(Source data)
[Start of section]

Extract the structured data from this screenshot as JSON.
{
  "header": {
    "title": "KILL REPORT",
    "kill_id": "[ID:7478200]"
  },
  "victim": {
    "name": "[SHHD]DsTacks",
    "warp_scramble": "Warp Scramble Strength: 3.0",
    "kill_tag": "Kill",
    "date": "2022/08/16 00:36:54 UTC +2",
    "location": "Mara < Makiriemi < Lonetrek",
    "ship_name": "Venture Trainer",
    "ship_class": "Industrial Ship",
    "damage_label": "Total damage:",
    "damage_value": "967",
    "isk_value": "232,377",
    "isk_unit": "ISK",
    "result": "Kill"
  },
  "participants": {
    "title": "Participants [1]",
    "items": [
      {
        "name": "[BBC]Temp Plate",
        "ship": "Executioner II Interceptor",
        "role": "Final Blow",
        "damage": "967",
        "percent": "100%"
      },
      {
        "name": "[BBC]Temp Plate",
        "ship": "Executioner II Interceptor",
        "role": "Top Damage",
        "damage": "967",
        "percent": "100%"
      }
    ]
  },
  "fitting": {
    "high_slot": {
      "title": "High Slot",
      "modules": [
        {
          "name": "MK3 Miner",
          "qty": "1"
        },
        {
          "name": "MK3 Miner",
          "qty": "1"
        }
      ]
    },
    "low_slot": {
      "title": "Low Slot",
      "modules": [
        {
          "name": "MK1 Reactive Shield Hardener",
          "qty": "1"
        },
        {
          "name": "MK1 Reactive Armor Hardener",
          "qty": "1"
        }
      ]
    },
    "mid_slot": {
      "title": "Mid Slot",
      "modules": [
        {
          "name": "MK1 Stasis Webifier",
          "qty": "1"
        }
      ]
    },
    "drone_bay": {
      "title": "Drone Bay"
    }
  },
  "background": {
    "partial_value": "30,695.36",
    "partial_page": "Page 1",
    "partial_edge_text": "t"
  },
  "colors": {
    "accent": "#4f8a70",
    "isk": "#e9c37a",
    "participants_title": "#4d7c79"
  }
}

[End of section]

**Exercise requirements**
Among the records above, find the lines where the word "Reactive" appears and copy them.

**Solved problem**
          "name": "MK1 Reactive Shield Hardener",
          "name": "MK1 Reactive Armor Hardener",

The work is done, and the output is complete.